I love being at the ocean. I love watching the ocean seawater waves coming to shore one after another and another with nothing petty about their movement, their rising, swelling, turning, curling falling all of a sudden in a thunderous crash, and all over again and again, the silver sinuosity of the eavelet caps out past where the waves first begin to swell toward the shore . . . I am carrying a copy of Jimenez’s The Poet and the Sea in a library string-bag I took with me here to Land’s End, from Brooklyn; and now along with my journal and pens as I walk the shore from Hither Hills to Ditch Plains.
The beauty of a wave-worn stone in my hand lifted from the surf. I have collected stones from the surf before, walking as I do along the edge of the sea, ocean waters in waves, swelling, curling, falling. No stone like this stone now in my hands, the word stone is not the stone in itself, I think to myself. I imagine the beauty of her lips, not stone, worn in sorrow–or, so I think I should say.
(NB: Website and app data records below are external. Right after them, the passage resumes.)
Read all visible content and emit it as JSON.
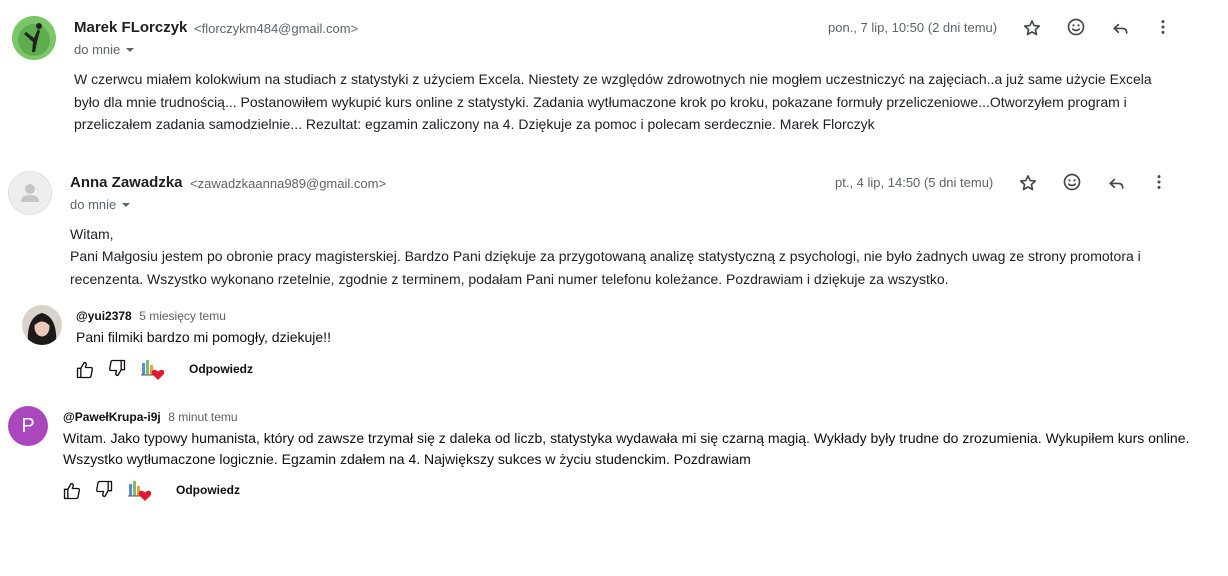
{
  "emails": [
    {
      "sender": "Marek FLorczyk",
      "email": "<florczykm484@gmail.com>",
      "to": "do mnie",
      "date": "pon., 7 lip, 10:50 (2 dni temu)",
      "body": "W czerwcu miałem kolokwium na studiach z statystyki z użyciem Excela. Niestety ze względów zdrowotnych nie mogłem uczestniczyć na zajęciach..a już same użycie Excela było dla mnie trudnością... Postanowiłem wykupić kurs online z statystyki. Zadania wytłumaczone krok po kroku, pokazane formuły przeliczeniowe...Otworzyłem program i przeliczałem zadania samodzielnie... Rezultat: egzamin zaliczony na 4. Dziękuje za pomoc i polecam serdecznie. Marek Florczyk"
    },
    {
      "sender": "Anna Zawadzka",
      "email": "<zawadzkaanna989@gmail.com>",
      "to": "do mnie",
      "date": "pt., 4 lip, 14:50 (5 dni temu)",
      "greeting": "Witam,",
      "body": "Pani Małgosiu jestem po obronie pracy magisterskiej. Bardzo Pani dziękuje za przygotowaną analizę statystyczną z psychologi, nie było żadnych uwag ze strony promotora i recenzenta. Wszystko wykonano rzetelnie, zgodnie z terminem, podałam Pani numer telefonu koleżance. Pozdrawiam i dziękuje za wszystko."
    }
  ],
  "comments": [
    {
      "handle": "@yui2378",
      "time": "5 miesięcy temu",
      "text": "Pani filmiki bardzo mi pomogły, dziekuje!!",
      "reply_label": "Odpowiedz"
    },
    {
      "handle": "@PawełKrupa-i9j",
      "time": "8 minut temu",
      "avatar_letter": "P",
      "avatar_color": "#ab47bc",
      "text": "Witam. Jako typowy humanista, który od zawsze trzymał się z daleka od liczb, statystyka wydawała mi się czarną magią. Wykłady były trudne do zrozumienia. Wykupiłem kurs online. Wszystko wytłumaczone logicznie. Egzamin zdałem na 4. Największy sukces w życiu studenckim. Pozdrawiam",
      "reply_label": "Odpowiedz"
    }
  ]
}
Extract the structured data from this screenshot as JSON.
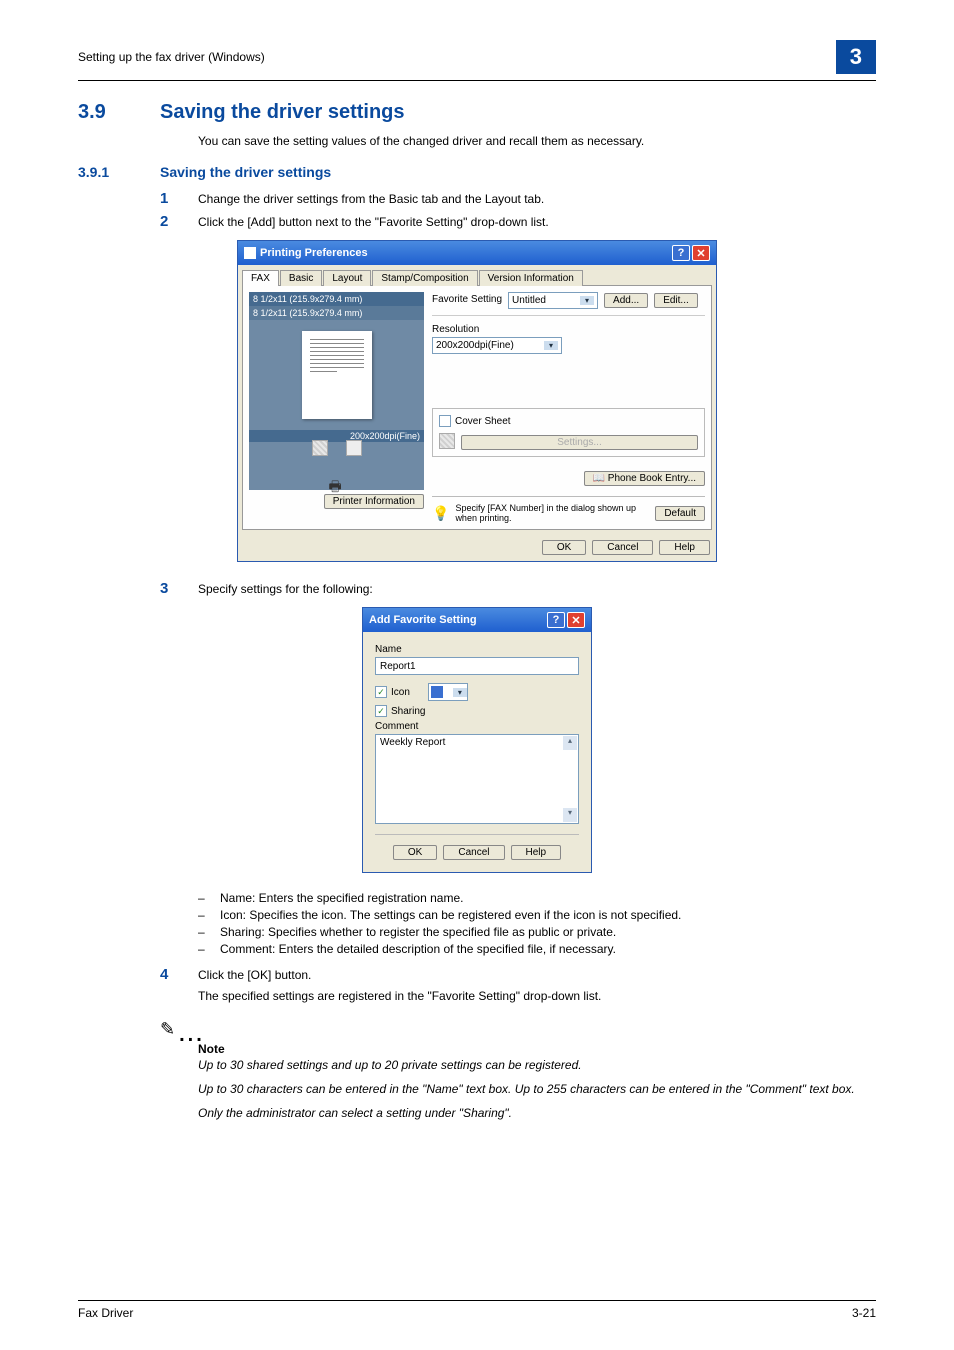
{
  "header": {
    "breadcrumb": "Setting up the fax driver (Windows)",
    "chapter": "3"
  },
  "section": {
    "num": "3.9",
    "title": "Saving the driver settings",
    "intro": "You can save the setting values of the changed driver and recall them as necessary."
  },
  "subsection": {
    "num": "3.9.1",
    "title": "Saving the driver settings"
  },
  "steps": {
    "s1": {
      "n": "1",
      "t": "Change the driver settings from the Basic tab and the Layout tab."
    },
    "s2": {
      "n": "2",
      "t": "Click the [Add] button next to the \"Favorite Setting\" drop-down list."
    },
    "s3": {
      "n": "3",
      "t": "Specify settings for the following:"
    },
    "s4": {
      "n": "4",
      "t": "Click the [OK] button."
    },
    "s4b": "The specified settings are registered in the \"Favorite Setting\" drop-down list."
  },
  "pp": {
    "title": "Printing Preferences",
    "tabs": [
      "FAX",
      "Basic",
      "Layout",
      "Stamp/Composition",
      "Version Information"
    ],
    "size1": "8 1/2x11 (215.9x279.4 mm)",
    "size2": "8 1/2x11 (215.9x279.4 mm)",
    "resbadge": "200x200dpi(Fine)",
    "printer_info": "Printer Information",
    "fav_label": "Favorite Setting",
    "fav_value": "Untitled",
    "add_btn": "Add...",
    "edit_btn": "Edit...",
    "res_label": "Resolution",
    "res_value": "200x200dpi(Fine)",
    "cover_label": "Cover Sheet",
    "cover_settings": "Settings...",
    "phonebook": "Phone Book Entry...",
    "specify": "Specify [FAX Number] in the dialog shown up when printing.",
    "default_btn": "Default",
    "ok": "OK",
    "cancel": "Cancel",
    "help": "Help"
  },
  "afs": {
    "title": "Add Favorite Setting",
    "name_label": "Name",
    "name_value": "Report1",
    "icon_label": "Icon",
    "sharing_label": "Sharing",
    "comment_label": "Comment",
    "comment_value": "Weekly Report",
    "ok": "OK",
    "cancel": "Cancel",
    "help": "Help"
  },
  "bullets": {
    "b1": "Name: Enters the specified registration name.",
    "b2": "Icon: Specifies the icon. The settings can be registered even if the icon is not specified.",
    "b3": "Sharing: Specifies whether to register the specified file as public or private.",
    "b4": "Comment: Enters the detailed description of the specified file, if necessary."
  },
  "note": {
    "label": "Note",
    "n1": "Up to 30 shared settings and up to 20 private settings can be registered.",
    "n2": "Up to 30 characters can be entered in the \"Name\" text box. Up to 255 characters can be entered in the \"Comment\" text box.",
    "n3": "Only the administrator can select a setting under \"Sharing\"."
  },
  "footer": {
    "left": "Fax Driver",
    "right": "3-21"
  }
}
How are words different from notes? I ask.
I ask how language is closer to things than music. This has not been explained. I say.
I wait for an answer–no, a reply.
It is not, she said.
I say nothing.
She turns to look at the sea.
I almost cannot wait to return to our room to write.